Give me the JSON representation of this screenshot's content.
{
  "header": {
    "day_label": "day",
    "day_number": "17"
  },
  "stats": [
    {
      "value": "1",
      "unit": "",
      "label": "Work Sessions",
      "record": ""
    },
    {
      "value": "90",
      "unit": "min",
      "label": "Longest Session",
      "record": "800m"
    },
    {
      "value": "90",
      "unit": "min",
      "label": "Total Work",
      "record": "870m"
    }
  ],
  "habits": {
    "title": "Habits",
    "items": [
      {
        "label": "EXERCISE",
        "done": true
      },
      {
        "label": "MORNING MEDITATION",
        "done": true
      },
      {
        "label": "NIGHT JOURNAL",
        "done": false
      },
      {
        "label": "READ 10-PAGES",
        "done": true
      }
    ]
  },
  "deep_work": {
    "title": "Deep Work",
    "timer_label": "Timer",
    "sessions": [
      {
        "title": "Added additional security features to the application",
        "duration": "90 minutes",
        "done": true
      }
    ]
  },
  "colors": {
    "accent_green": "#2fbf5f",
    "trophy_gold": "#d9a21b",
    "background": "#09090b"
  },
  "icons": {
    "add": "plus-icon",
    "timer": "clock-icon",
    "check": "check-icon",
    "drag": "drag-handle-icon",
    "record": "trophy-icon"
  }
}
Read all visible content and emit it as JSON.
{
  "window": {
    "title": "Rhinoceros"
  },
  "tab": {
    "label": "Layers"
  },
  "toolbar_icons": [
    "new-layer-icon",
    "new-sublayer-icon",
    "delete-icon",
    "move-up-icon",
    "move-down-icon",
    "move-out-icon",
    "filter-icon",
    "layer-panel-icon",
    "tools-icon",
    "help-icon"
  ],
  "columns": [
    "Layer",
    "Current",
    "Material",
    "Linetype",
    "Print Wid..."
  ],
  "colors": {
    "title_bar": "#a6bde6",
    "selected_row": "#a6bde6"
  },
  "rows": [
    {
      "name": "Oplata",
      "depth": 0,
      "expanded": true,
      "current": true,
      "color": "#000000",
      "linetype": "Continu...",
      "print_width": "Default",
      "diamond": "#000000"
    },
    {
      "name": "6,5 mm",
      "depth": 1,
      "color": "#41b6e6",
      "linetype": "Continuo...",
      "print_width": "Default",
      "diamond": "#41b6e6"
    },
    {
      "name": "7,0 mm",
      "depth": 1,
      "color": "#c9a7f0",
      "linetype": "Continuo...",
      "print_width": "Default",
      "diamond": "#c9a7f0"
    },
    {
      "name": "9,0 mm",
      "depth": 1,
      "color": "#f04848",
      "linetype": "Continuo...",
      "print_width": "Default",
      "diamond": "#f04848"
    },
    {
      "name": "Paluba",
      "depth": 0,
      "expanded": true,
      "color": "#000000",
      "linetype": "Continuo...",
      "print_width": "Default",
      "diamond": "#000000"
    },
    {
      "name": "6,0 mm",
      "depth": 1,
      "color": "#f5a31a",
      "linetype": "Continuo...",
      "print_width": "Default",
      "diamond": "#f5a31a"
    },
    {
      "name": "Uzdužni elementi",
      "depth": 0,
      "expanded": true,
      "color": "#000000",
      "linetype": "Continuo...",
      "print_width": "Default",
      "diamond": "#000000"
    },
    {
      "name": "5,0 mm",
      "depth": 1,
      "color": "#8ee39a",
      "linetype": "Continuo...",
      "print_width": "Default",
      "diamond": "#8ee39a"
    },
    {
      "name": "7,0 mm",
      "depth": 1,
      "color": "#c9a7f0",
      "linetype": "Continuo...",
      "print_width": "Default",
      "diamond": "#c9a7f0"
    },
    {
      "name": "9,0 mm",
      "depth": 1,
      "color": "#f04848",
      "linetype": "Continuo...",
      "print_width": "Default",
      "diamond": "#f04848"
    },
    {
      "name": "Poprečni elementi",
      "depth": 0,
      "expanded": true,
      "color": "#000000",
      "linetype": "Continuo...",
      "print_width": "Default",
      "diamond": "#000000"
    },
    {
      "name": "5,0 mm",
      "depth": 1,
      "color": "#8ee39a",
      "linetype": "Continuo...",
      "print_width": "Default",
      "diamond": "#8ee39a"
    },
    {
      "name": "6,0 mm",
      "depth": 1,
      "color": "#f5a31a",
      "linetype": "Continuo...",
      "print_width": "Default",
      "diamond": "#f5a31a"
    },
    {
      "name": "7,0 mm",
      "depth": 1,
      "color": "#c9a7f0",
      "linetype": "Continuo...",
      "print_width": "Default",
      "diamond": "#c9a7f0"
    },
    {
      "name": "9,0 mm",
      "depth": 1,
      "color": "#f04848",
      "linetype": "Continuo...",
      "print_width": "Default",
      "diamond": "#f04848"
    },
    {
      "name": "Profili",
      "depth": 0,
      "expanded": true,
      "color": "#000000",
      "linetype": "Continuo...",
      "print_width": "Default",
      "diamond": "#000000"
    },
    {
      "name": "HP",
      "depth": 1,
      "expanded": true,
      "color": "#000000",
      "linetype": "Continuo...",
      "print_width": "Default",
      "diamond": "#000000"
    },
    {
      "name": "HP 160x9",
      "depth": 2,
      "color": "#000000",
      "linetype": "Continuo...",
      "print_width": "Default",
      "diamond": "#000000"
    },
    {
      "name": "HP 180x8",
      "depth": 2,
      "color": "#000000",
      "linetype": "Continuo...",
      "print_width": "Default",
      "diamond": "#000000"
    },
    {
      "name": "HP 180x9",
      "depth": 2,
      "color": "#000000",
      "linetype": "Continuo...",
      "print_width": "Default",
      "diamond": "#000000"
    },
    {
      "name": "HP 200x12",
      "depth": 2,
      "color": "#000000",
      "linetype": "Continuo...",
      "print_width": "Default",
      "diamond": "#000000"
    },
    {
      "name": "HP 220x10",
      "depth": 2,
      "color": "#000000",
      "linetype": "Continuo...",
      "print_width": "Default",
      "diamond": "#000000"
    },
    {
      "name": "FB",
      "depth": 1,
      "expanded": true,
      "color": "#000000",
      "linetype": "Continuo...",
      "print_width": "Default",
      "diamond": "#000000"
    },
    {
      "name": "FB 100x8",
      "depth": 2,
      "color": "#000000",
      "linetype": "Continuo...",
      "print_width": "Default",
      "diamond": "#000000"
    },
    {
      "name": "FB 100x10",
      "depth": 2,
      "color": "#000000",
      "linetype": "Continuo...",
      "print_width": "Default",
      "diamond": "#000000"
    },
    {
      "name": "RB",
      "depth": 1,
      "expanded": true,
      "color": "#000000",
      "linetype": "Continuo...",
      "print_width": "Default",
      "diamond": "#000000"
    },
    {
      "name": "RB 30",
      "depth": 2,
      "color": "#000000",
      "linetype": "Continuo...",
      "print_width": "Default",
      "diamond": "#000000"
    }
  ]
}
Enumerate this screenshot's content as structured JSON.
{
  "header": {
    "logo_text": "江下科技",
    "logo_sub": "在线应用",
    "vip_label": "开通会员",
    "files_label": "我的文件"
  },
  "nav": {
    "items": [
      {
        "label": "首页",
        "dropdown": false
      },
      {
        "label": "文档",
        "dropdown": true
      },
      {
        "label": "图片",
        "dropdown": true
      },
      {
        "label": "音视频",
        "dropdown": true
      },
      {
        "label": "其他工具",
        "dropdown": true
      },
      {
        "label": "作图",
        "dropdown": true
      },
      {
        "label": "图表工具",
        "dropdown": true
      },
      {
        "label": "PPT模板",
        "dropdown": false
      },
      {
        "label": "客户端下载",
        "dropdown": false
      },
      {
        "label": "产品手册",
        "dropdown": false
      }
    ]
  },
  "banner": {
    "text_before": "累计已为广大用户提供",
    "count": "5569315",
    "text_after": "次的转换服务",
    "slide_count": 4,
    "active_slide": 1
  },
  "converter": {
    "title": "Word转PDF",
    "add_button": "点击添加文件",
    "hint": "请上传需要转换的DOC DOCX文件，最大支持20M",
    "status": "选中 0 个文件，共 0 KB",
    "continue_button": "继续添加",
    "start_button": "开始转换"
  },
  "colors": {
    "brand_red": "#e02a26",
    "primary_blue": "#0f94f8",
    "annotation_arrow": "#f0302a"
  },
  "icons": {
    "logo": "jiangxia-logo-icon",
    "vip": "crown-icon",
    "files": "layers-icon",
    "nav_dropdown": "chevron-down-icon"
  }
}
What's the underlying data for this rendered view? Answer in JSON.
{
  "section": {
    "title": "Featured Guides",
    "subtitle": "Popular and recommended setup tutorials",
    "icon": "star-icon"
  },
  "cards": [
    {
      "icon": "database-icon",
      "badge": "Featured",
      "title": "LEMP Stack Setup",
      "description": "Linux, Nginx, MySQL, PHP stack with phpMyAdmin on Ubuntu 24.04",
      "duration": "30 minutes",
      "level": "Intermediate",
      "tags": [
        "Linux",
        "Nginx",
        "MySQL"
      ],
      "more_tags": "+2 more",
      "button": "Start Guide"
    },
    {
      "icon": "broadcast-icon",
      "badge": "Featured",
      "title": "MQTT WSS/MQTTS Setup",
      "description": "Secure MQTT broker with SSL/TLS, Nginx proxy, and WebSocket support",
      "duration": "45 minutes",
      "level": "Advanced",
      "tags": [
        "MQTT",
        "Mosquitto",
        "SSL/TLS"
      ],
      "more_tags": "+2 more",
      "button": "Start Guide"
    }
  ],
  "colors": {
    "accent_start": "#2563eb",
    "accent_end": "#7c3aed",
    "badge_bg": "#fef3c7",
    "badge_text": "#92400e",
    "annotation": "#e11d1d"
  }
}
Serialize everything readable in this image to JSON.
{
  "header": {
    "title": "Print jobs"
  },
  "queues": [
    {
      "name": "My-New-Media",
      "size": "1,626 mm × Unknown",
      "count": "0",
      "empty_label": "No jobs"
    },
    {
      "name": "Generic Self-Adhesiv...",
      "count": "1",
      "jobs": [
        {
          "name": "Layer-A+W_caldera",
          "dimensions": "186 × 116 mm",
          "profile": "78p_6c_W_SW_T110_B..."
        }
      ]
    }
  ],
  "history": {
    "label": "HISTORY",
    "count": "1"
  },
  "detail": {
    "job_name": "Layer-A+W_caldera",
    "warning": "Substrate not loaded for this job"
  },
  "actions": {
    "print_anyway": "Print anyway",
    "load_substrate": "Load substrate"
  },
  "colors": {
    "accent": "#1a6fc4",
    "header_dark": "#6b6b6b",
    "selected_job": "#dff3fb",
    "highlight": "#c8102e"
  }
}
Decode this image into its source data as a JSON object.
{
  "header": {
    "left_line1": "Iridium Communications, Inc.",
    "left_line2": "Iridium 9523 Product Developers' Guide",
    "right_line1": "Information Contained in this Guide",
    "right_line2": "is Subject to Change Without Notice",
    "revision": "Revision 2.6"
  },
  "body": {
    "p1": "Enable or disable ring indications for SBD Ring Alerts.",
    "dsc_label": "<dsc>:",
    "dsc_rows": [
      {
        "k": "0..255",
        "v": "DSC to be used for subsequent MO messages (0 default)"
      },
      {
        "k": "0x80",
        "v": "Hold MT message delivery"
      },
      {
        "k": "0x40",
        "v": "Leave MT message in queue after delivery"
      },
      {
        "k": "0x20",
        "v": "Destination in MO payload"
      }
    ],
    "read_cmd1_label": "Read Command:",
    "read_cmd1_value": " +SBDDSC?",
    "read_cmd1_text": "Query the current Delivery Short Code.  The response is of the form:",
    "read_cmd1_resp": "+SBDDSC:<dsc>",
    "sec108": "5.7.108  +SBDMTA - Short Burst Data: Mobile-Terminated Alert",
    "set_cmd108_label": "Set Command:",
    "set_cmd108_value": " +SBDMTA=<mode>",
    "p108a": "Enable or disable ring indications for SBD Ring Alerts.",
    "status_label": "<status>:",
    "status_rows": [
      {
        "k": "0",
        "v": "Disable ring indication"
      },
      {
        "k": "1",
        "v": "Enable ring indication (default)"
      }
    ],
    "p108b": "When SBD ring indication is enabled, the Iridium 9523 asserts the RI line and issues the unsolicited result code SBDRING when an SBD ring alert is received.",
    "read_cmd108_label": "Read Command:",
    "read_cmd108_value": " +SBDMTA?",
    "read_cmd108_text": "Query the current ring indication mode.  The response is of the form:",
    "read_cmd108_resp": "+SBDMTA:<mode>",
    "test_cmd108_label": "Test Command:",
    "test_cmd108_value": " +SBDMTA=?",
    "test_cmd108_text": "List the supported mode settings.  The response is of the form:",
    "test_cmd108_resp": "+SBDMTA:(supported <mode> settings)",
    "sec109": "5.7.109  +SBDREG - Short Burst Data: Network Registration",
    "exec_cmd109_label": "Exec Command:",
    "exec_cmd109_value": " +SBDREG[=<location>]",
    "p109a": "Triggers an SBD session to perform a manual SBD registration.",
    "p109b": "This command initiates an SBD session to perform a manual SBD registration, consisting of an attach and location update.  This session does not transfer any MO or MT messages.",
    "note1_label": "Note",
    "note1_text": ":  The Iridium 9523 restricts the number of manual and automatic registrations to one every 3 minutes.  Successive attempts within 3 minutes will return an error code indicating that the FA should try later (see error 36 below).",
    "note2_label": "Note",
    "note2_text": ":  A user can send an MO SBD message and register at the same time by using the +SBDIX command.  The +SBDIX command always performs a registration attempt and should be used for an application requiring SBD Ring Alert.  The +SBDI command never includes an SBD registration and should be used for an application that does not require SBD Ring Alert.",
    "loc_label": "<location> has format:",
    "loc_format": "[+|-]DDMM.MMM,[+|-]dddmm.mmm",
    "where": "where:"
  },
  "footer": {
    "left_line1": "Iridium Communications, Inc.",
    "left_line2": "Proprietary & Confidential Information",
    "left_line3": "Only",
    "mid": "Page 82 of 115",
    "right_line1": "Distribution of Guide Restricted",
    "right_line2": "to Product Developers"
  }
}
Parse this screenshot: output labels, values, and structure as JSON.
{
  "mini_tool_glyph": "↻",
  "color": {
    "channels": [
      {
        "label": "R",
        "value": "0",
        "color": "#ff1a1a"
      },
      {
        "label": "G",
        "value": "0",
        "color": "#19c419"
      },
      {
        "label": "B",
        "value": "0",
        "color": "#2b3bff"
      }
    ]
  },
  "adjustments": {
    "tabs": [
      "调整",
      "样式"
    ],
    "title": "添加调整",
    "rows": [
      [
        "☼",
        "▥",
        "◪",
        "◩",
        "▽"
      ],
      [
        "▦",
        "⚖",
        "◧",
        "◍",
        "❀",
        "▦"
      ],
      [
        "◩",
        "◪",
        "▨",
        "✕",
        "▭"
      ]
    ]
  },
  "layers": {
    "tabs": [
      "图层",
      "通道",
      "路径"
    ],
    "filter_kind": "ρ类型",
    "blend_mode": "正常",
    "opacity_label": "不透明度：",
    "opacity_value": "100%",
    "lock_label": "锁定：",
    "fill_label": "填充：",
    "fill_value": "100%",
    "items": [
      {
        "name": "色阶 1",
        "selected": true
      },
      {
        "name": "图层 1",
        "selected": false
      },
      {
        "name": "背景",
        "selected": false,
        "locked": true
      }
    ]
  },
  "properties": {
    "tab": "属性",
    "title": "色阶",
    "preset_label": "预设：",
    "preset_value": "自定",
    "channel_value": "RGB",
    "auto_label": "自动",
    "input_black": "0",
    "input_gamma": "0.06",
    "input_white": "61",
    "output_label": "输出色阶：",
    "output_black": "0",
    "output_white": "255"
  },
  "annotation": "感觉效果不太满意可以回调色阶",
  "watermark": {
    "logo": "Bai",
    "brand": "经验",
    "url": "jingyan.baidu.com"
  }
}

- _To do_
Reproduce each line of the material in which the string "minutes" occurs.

- _Written solution_
        "duration": "90 minutes",
      "duration": "30 minutes",
      "duration": "45 minutes",
    "note1_text": ":  The Iridium 9523 restricts the number of manual and automatic registrations to one every 3 minutes.  Successive attempts within 3 minutes will return an error code indicating that the FA should try later (see error 36 below).",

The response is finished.